(DATA TO USE begins)

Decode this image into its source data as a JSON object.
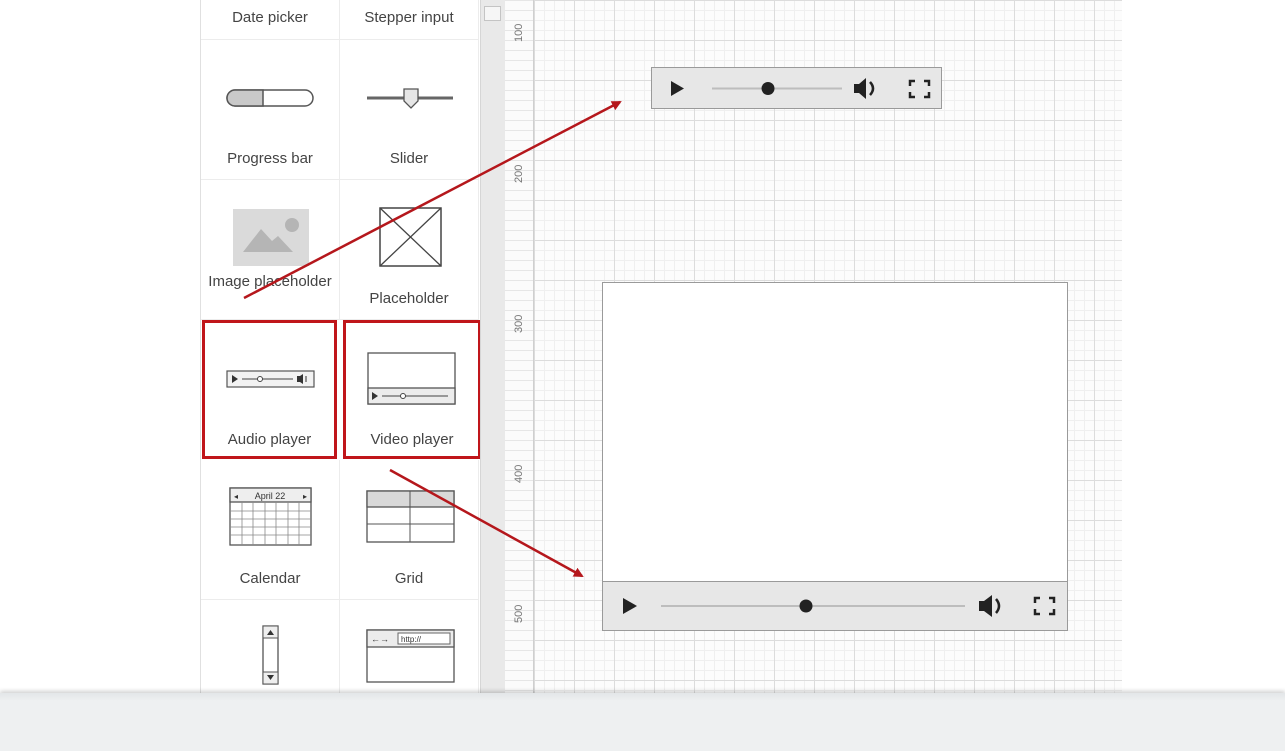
{
  "shapes_panel": {
    "items": [
      {
        "label": "Date picker"
      },
      {
        "label": "Stepper input"
      },
      {
        "label": "Progress bar"
      },
      {
        "label": "Slider"
      },
      {
        "label": "Image placeholder"
      },
      {
        "label": "Placeholder"
      },
      {
        "label": "Audio player"
      },
      {
        "label": "Video player"
      },
      {
        "label": "Calendar"
      },
      {
        "label": "Grid"
      }
    ],
    "calendar_month": "April 22",
    "browser_url": "http://"
  },
  "ruler": {
    "labels": [
      "100",
      "200",
      "300",
      "400",
      "500"
    ]
  },
  "annotation": {
    "highlight_color": "#c0151a"
  }
}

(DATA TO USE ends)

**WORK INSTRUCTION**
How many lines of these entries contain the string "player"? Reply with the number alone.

**OUTPUT**
2